Indirect discrimination is an extremely common occurrence in the workplace. Indirect Discrimination occurs where:
- An employer applies a provision, criterion or practice (a ‘PCP’) to the workplace
- The PCP applies to others without the protected characteristic
- The PCP puts people with the protected characteristic at a particular disadvantage (and puts the employee complaining at that disadvantage)
- And the employer cannot show that the PCP is a proportionate means to achieving a legitimate aim.
The protected characteristics are; age, disability, gender reassignment, marriage and civil partnership, race, religion or belief, sex and sexual orientation.
Examples can include a ‘last in first out’ criteria when selecting for redundancies where younger employees may be indirectly discriminated against due to their age or a policy or imposing a specific dress code which may indirectly discriminate on the grounds of sex, race, religion or belief or gender reassignment.
Employers must remember to consider all of the possible consequences of procedures and practices they wish to implement within their business and where possible indirect discrimination exists to consider whether the procedure or practice is a proportionate means of achieving a legitimate aim.

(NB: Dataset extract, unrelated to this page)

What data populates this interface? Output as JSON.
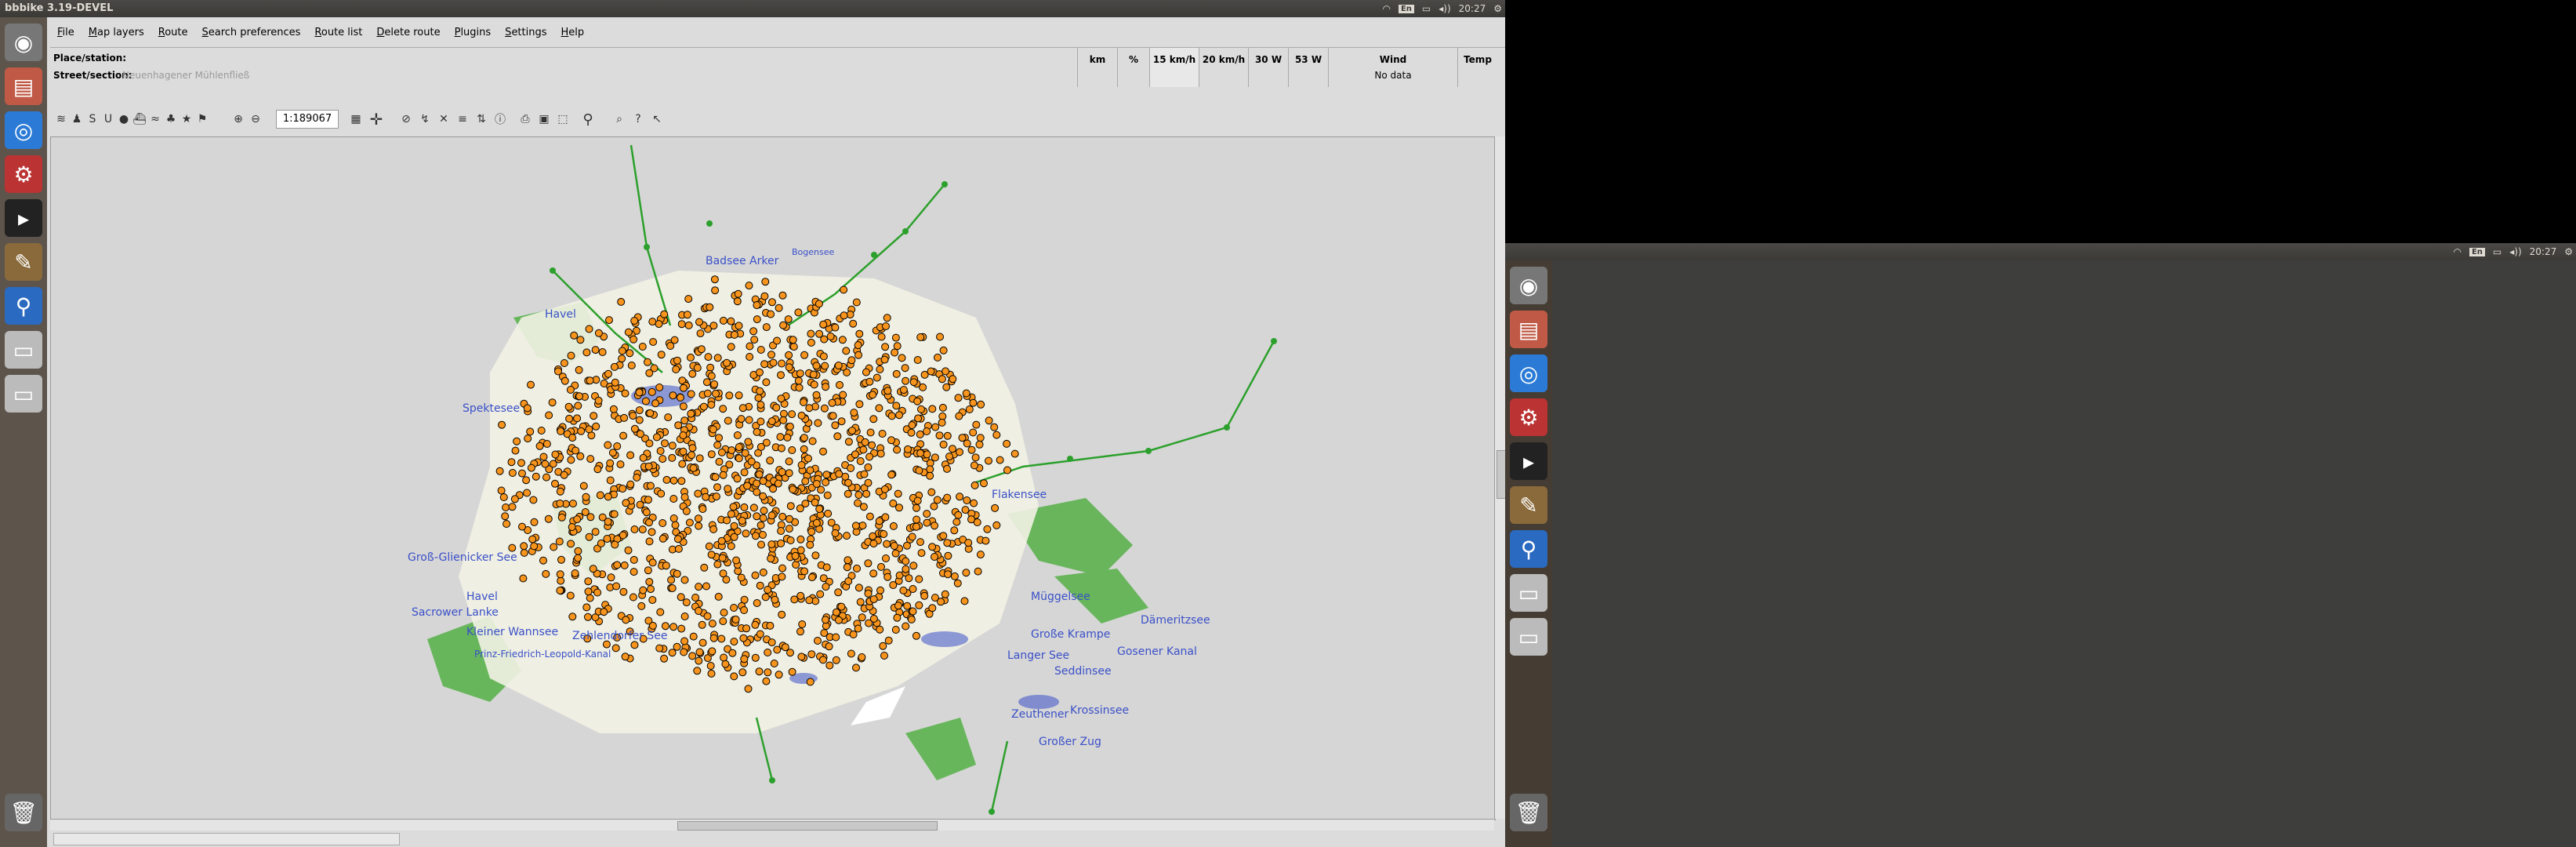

For example a dress code that protects employee health and safety will likely serve a legitimate aim and as long as it is a proportionate step should be fine.
If you are an employer looking to implement changes to your workplace and wish to ensure that your changes do not give rise to a potential allegation of indirect discrimination please speak with Nockolds' Employment Team on 01279 755777 or get in touch with Gary Smith, Partner in our Employment Team.